Set down the records exactly as they stand, except for any pictures, which you should omit.

** Opening Data for this task block **

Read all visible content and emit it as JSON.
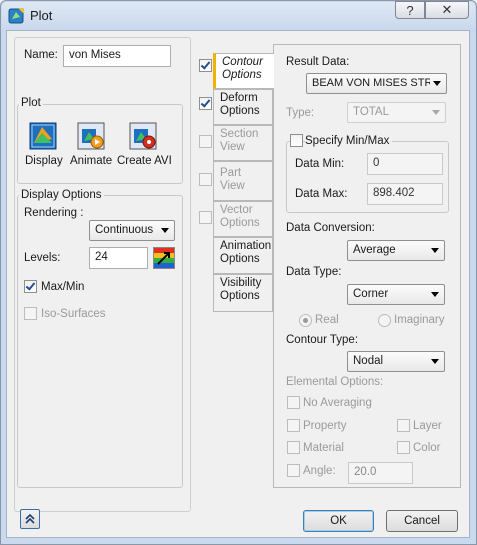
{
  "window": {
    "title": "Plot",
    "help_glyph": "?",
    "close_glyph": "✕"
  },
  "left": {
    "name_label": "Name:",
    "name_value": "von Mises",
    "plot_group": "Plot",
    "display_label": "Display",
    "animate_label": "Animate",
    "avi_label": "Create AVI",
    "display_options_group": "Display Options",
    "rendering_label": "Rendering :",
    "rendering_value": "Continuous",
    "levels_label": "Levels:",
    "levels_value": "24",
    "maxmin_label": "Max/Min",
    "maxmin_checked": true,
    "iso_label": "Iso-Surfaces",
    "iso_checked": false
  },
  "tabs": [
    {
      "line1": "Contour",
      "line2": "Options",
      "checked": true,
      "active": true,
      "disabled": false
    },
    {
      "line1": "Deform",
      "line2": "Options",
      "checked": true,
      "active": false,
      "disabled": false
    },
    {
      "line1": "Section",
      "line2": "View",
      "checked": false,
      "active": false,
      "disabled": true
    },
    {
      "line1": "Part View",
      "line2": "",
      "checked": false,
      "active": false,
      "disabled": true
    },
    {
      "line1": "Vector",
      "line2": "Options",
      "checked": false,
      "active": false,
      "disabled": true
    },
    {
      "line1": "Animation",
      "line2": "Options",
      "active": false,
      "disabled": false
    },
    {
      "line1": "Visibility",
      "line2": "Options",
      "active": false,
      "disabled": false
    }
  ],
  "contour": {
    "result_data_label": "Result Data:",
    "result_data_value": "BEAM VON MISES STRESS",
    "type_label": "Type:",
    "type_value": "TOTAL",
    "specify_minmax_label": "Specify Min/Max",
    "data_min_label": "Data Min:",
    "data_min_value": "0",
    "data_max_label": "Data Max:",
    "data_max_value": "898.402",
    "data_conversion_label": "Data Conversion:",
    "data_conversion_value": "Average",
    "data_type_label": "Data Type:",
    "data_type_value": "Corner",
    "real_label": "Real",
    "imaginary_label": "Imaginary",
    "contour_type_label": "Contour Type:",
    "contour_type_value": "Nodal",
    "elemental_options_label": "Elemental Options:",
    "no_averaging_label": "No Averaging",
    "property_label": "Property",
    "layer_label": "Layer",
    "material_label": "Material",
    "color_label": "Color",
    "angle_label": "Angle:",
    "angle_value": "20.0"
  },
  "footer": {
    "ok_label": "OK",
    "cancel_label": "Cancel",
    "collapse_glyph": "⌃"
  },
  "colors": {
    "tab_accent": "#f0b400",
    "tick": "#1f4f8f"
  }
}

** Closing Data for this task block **

> Answer to the exercise:
Read all visible content and emit it as JSON.
{
  "window": {
    "title": "Plot",
    "help_glyph": "?",
    "close_glyph": "✕"
  },
  "left": {
    "name_label": "Name:",
    "name_value": "von Mises",
    "plot_group": "Plot",
    "display_label": "Display",
    "animate_label": "Animate",
    "avi_label": "Create AVI",
    "display_options_group": "Display Options",
    "rendering_label": "Rendering :",
    "rendering_value": "Continuous",
    "levels_label": "Levels:",
    "levels_value": "24",
    "maxmin_label": "Max/Min",
    "maxmin_checked": true,
    "iso_label": "Iso-Surfaces",
    "iso_checked": false
  },
  "tabs": [
    {
      "line1": "Contour",
      "line2": "Options",
      "checked": true,
      "active": true,
      "disabled": false
    },
    {
      "line1": "Deform",
      "line2": "Options",
      "checked": true,
      "active": false,
      "disabled": false
    },
    {
      "line1": "Section",
      "line2": "View",
      "checked": false,
      "active": false,
      "disabled": true
    },
    {
      "line1": "Part View",
      "line2": "",
      "checked": false,
      "active": false,
      "disabled": true
    },
    {
      "line1": "Vector",
      "line2": "Options",
      "checked": false,
      "active": false,
      "disabled": true
    },
    {
      "line1": "Animation",
      "line2": "Options",
      "active": false,
      "disabled": false
    },
    {
      "line1": "Visibility",
      "line2": "Options",
      "active": false,
      "disabled": false
    }
  ],
  "contour": {
    "result_data_label": "Result Data:",
    "result_data_value": "BEAM VON MISES STRESS",
    "type_label": "Type:",
    "type_value": "TOTAL",
    "specify_minmax_label": "Specify Min/Max",
    "data_min_label": "Data Min:",
    "data_min_value": "0",
    "data_max_label": "Data Max:",
    "data_max_value": "898.402",
    "data_conversion_label": "Data Conversion:",
    "data_conversion_value": "Average",
    "data_type_label": "Data Type:",
    "data_type_value": "Corner",
    "real_label": "Real",
    "imaginary_label": "Imaginary",
    "contour_type_label": "Contour Type:",
    "contour_type_value": "Nodal",
    "elemental_options_label": "Elemental Options:",
    "no_averaging_label": "No Averaging",
    "property_label": "Property",
    "layer_label": "Layer",
    "material_label": "Material",
    "color_label": "Color",
    "angle_label": "Angle:",
    "angle_value": "20.0"
  },
  "footer": {
    "ok_label": "OK",
    "cancel_label": "Cancel",
    "collapse_glyph": "⌃"
  },
  "colors": {
    "tab_accent": "#f0b400",
    "tick": "#1f4f8f"
  }
}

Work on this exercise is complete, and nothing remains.